...Best of Sicily presents... Best of Sicily Magazine.
Tours and travel in Sicily.
... Dedicated to Sicilian art, culture, history, people, places and all things Sicilian.
Sicilian Neolithic Temple Builders
by Carlo Trabia

Magazine Index

Best of Sicily

Arts & Culture


Food & Wine

History & Society

About Us

Travel Faqs


Map of Sicily

Peoples of Sicily

Trilithon portal at Hagar Qim.Sometime around 4,000 BC (BCE), ancient Sicilians began building Europe's oldest free-standing monumental structures, which are among the oldest such constructions in the world (the temple at Göbekli Tepe in Turkey is older). These megalithic temples, built by a neolithic people culturally similar to the society of the Stentinello culture near Syracuse, are known by such names as Zebbug, Gantija, Mnajdra, Hagar Qim and Tarxien. These temples pre-date by millennia the Egyptian pyramids and such structures as Stonehenge and similar megalithic monuments in north-western Europe. We know little of these earliest Sicilians, though they were probably part of an influx of neolithic farmers who arrived in the central Mediterranean from the east sometime before 10,000 BC, identified genetically with Y Haplogroup J2 (M172), and some of their pottery has been dated to around 5,200 BC. One might speculate that these neolithic builders were the ancestors of the Proto-Sicanians. And where can you see these remarkable megalithic temples?

In Malta. Yes, the earliest known inhabitants of Malta arrived from Sicily some time before 5,200 BC, and they quite literally laid the foundations of a culture which in many ways seems to have been far more sophisticated than anything else in Europe or the Mediterranean region at that time. Incidentally, they also invented the earliest rudimentary wheels, initially rounded stones which fit easily into the semicircular wedges carved into the bases of large rectangular megaliths, thus facilitating the rolling transport of these huge stones.

Not only did they build circular megalithic temples coordinated (like Stonehenge) to the position of the sun at key points during the year, these neolithic Maltese left behind realistic sculptures of the human figure in a range of sizes, from small clay figurines to life-size statues carved of the native limestone. Some are detailed enough to give us an idea of the dresses the women wore. Many of these realistic sculptures date to around 3,600 BC.

The Maltese temple builders had frequent contact with Sicily, as well as Lipari and Pantelleria, where they obtained flint, obsidian and red ochre.

Hagar Qim facade.One of the most curious constructions is the underground burial complex outside Valletta known as the Hal Saflieni Hypogeum. This is far more than a catacomb or decorated cavern. It is, instead, an expansive series of interconnected chambers carved deep into the limestone in imitation of the trilithons and other features of the temples present above ground. (The trilithon entrance of the Hagar Qim temple is shown here.) Surface construction began around 3,800 BC and continued for centuries.
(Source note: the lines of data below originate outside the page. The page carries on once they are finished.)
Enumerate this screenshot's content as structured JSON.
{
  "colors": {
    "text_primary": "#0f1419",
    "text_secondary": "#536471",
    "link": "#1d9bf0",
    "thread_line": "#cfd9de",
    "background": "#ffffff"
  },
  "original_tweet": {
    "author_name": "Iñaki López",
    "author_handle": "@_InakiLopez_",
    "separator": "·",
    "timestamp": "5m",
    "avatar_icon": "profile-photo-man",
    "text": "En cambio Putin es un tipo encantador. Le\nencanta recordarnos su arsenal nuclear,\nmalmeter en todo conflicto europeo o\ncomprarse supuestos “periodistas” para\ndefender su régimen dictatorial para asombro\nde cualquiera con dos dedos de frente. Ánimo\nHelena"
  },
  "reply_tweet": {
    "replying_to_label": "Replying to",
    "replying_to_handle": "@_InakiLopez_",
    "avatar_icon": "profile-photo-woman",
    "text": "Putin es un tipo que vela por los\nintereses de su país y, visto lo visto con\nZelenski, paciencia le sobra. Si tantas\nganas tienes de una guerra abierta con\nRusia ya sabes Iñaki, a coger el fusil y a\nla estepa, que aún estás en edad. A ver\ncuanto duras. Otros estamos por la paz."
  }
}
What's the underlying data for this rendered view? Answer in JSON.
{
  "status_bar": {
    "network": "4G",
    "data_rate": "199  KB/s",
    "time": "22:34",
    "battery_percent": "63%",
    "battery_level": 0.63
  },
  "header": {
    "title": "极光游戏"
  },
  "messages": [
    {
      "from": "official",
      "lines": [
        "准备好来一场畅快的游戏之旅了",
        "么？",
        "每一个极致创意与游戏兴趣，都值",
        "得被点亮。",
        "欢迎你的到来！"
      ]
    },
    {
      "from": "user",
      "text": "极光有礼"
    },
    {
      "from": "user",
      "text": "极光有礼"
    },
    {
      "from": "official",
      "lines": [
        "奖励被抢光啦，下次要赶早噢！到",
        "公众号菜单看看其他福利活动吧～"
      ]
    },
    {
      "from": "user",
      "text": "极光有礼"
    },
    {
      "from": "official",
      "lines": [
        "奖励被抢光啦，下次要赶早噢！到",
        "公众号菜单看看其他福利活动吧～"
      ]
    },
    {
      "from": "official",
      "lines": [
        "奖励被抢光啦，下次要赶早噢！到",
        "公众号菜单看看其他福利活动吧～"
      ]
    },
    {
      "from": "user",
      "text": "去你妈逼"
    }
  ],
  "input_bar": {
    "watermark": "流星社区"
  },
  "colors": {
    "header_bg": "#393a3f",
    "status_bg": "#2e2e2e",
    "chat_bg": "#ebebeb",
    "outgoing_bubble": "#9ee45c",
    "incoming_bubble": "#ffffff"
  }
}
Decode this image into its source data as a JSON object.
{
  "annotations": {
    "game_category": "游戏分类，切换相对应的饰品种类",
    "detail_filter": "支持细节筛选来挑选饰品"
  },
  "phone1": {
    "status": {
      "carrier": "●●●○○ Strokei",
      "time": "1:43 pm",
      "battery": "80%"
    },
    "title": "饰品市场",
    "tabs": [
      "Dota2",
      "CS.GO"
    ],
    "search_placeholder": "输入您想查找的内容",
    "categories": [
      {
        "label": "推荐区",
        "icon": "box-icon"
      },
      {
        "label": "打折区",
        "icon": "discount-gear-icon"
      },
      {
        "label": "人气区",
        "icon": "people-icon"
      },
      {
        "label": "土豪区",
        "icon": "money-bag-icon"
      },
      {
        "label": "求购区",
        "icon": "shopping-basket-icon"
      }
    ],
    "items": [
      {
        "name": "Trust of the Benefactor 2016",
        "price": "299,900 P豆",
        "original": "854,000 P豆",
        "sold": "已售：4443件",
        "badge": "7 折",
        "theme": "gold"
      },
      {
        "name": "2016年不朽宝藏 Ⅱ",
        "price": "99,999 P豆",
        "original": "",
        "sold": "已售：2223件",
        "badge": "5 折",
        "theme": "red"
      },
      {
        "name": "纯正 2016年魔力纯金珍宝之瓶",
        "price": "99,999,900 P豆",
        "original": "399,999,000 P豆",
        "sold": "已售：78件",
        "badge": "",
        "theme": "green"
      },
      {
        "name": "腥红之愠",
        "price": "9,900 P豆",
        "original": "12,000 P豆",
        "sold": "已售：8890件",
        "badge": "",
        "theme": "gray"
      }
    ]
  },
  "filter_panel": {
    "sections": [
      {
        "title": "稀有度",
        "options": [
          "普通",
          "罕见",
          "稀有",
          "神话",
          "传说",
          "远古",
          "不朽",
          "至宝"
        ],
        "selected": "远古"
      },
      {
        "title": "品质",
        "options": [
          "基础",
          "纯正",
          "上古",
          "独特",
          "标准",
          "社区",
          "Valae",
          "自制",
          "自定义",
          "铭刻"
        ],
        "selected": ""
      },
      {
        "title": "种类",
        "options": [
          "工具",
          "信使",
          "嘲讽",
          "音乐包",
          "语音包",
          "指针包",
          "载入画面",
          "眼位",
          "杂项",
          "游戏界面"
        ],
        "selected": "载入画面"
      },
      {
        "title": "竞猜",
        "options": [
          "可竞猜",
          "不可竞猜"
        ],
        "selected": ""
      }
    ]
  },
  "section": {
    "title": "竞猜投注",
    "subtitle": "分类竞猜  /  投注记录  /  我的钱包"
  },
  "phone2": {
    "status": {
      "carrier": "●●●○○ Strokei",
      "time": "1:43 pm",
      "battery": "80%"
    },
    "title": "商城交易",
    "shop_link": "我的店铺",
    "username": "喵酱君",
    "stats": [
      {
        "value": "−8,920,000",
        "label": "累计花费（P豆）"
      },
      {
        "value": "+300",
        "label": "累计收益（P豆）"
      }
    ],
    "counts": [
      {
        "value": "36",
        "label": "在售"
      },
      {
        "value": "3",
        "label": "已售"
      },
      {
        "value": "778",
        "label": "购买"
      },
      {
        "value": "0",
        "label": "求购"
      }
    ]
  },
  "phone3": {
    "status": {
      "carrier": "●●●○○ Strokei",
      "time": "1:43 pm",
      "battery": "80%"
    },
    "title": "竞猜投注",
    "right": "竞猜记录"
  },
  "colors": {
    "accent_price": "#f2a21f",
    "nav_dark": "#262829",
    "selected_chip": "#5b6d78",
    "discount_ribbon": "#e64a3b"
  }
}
The hypogeum is truly unique. There is nothing quite like it anyplace else on earth. In Siracusa, a much smaller hypogeum houses the mikveh, a Jewish ritual bath carved during the seventh century.

The society of the temple builders appears to have thrived in Malta into the early Bronze Age (which began around 2,500 BC), but their numbers seem to have diminished considerably during this period. The Phoenicians arrived around 750 BC and re-colonised the Maltese islands.

It is noteworthy that nothing similar to the Maltese temples has been discovered in Sicily itself, even in the south-eastern region around Stentinello. The Sicanian temple at Cefalù is much more recent. It appears as if the Maltese temple-building culture represented a singular moment in the development of neolithic culture and technology in a relatively isolated environment. So far as we know, Sicily's own Proto-Sicanians developed nothing nearly so sophisticated, and the later Sicanians, about whom precious little is known, were doubtless influenced by other Mediterranean cultures to some degree.

Another point not to be overlooked is that before people began building actual stone structures they lived in caves or perhaps in very primitive wooden shelters. This was true of farmers as well as hunter-gatherers. The construction of megalithic and subterranean habitats, whether for worship, burial or habitation, represented a quantum leap in human development because it meant that we could finally begin to control our environment. That this was accomplished without the use of metals or other technology is all the more remarkable. The intellectual process behind such development was, for its time, every bit as important as our modern inventions. It required ingenuity, planning and, most of all, cooperation.

About the Author: Architect Carlo Trabia has written for this publication and others.

Top of Page

© 2009 Carlo Trabia